Classical Program and Arts & Trades Program

Detailed descriptions of the academic and enrichment programs offered Mon-Thur by Sundial Classical at Woldumar Nature Center.

Classical Liberal Arts Program

Our Mission 

To form virtuous people:
savoring beauty,
cultivating gifts,
pursuing knowledge,
loving wisdom,
and seeking Truth.

Program Description

Sundial Classical Farmstead opened in August, 2022. During its first year this supplemental program for homeschooling families operates Monday-Thursday for children ages 5-9 years old, with plans to expand.

The program’s motto is Schola Natura. The word schola is a Latin term that denotes learning at a leisurely pace for contemplation and to develop deep understanding. The farmstead is housed at Woldumar Nature Center so that we can live out our full motto to pursue leisurely learning in natura, or the natural world.

We are a religious program. The Latin word legare means “to bind”. It is where the word ‘ligament’ comes from; the connotation is to connect or join. The prefix re- means to do again; adding it to legare creates the word religare, which now can be understood to mean “to bind fast” or “to bind together again” and will eventually become the word ‘religion’ in modern English. Interestingly, adding the prefix neg- to legare creates the Latin word neglegere which means “to make light of, disregard, be indifferent to, not heed”. It is where we get the term ‘negligent’. In this sense, religion means the opposite of neglect. In the context of our farmstead it means we will form a community that is bound together in its commitment to caring for children.

Why Sundial?

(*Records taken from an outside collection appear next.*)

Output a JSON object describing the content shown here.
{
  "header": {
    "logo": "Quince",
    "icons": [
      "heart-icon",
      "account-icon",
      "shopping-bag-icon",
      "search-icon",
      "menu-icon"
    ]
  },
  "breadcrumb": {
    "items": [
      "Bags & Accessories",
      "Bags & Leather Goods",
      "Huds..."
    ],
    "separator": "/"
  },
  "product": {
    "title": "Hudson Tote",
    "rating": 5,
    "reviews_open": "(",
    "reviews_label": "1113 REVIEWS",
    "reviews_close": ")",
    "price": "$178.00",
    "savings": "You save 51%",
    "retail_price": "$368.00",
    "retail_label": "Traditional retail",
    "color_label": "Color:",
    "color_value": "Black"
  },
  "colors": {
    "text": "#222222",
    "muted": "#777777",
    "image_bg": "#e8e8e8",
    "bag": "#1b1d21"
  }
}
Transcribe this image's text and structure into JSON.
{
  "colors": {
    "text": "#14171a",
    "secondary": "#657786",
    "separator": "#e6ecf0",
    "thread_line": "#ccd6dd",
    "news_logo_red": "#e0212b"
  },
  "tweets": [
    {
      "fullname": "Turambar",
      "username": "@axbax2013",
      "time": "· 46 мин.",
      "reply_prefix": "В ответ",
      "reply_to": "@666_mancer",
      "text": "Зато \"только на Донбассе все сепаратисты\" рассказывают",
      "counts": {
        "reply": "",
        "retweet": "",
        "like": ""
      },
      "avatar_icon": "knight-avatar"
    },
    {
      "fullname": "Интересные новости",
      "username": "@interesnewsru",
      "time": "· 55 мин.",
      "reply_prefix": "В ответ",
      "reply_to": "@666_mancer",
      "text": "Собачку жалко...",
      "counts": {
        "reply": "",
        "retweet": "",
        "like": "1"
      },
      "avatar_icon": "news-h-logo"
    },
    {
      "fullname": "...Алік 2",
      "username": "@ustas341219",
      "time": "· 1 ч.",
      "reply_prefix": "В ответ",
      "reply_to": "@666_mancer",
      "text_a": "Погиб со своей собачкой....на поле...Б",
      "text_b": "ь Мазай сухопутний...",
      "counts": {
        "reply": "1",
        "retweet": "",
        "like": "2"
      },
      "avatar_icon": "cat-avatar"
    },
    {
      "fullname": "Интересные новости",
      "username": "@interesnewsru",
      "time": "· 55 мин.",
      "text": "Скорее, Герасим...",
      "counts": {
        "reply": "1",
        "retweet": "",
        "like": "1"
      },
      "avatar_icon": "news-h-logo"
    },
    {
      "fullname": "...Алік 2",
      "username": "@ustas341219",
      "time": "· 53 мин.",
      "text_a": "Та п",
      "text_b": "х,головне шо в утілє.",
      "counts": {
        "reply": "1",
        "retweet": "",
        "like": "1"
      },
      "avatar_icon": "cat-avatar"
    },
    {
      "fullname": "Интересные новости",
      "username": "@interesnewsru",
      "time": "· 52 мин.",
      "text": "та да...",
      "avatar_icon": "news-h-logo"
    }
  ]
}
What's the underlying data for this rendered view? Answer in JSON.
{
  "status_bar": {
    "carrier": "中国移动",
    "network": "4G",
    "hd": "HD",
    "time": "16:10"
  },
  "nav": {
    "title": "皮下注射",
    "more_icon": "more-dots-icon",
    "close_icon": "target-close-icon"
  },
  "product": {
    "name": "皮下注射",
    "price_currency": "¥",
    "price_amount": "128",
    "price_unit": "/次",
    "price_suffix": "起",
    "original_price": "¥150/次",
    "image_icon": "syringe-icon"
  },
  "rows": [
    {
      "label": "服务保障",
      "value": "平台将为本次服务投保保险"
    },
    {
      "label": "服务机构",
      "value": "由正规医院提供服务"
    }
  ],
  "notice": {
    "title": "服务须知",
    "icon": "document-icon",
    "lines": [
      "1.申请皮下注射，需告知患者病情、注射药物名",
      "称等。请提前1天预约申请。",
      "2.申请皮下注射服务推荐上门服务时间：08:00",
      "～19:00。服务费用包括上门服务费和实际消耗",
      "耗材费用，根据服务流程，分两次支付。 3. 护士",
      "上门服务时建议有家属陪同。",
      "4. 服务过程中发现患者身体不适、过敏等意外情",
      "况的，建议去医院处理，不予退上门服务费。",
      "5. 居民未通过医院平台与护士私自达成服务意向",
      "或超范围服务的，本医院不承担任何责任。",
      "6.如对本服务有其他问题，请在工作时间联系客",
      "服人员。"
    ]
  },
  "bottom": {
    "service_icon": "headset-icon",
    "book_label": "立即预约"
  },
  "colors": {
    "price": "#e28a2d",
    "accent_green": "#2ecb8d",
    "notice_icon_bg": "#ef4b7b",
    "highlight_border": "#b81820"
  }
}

Our program’s first goal is to create a place where students live with nature. Second, it is to teach that observation, reasoning, and creativity are key components of learning. Third, it is designed to be accessible for everyone. When considering these core values the image of a sundial came to mind–designed by thinkers, who observed events in nature, and created a tool to display time for everyone to access.

Why Classical?

By way of definition:

Classical education belongs to the authoritative, traditional and enduring stream of education begun by the Greeks and Romans, developed by the Church through the centuries and renewed by contemporary educators. Infused with the liberal arts and sciences, classical education includes the language arts of the trivium (grammar, logic and rhetoric) and the quantitative arts of the quadrivium (mathematics, science, music and visual arts). Students study great works of art and literature, both old and new, by methods best suited to their developmental stages. As participants in the great conversation of history’s finest thinkers, students acquire more than vocational skills; they prepare for their roles as informed citizens, thoughtful Christians and virtuous shapers of culture. (source: Ad Fontes Academy in Centreville, VA)

Common Arts & Trades Program

This program is still being developed. The details are pending.

Below you will find a sketch of some of the planned features of the program.

Who is this program for?

Any 7th through 12th grade student who homeschools or attends a private school. Students must complete an application to be accepted to the program. The application’s purpose is to ensure the student is ready for the independence, responsibility, and physical effort involved in completing the program. 

What is the curriculum?

  • Morning Program (8am-11am) – Life Skills: practical skills most adults will use to maintain their homes or as a hobby for enjoyment.

Examples: personal finance, knitting, basic automotive maintenance, fishing, food preservation, hiking and orienteering, campfire cooking, basic home carpentry, pottery

  • Lunch (11am-12pm) – students will prepare and serve a communal meal; students who do only the Morning or Afternoon programs are welcome to join us for lunch. 
  • Afternoon Program (12pm-3pm) – Farm Projects: long term projects intended to improve the land and generate income for the farm through the sale of food and products.

Examples: building and maintaining animal enclosures, animal husbandry, gardening, building and maintaining a fishery, tapping trees and making syrup, harvesting products and prepping them for sale at a farmer’s market. 

Where is it located?

On a working farm with a workshop, a body of water, wooded land, open meadows, a garden, and a greenhouse for a variety of learning experiences. Transportation to and from the farm is the student’s responsibility.


The program runs every Friday during the school year from 8am to 3pm. Students can attend either a half-day or the all-day program, depending on the number of credits they wish to earn. 

Who teaches these classes?

A certified teacher plans the curriculum in conjunction with local artisans. The teacher is on site during instruction to facilitate learning and assessment. The artisan guides students through practice of the skills being taught. 

Does this program earn credits?

Yes. Students have three options for earning coursework credits for their transcript.

  1. Attend the Morning Program, do two additional hours of reading outside of class each week, earn one credit each semester towards a Life Skills elective.
  2. Attend the Afternoon Program, do two additional hours of reading outside of class each week, earn one credit each semester towards an Agri-Science class. 
  3. Attend the Full Day program, do no additional reading but complete a capstone project on site with guidance from staff, earn two credits each semester towards an Integrated Consumer Math & Agri-Science class.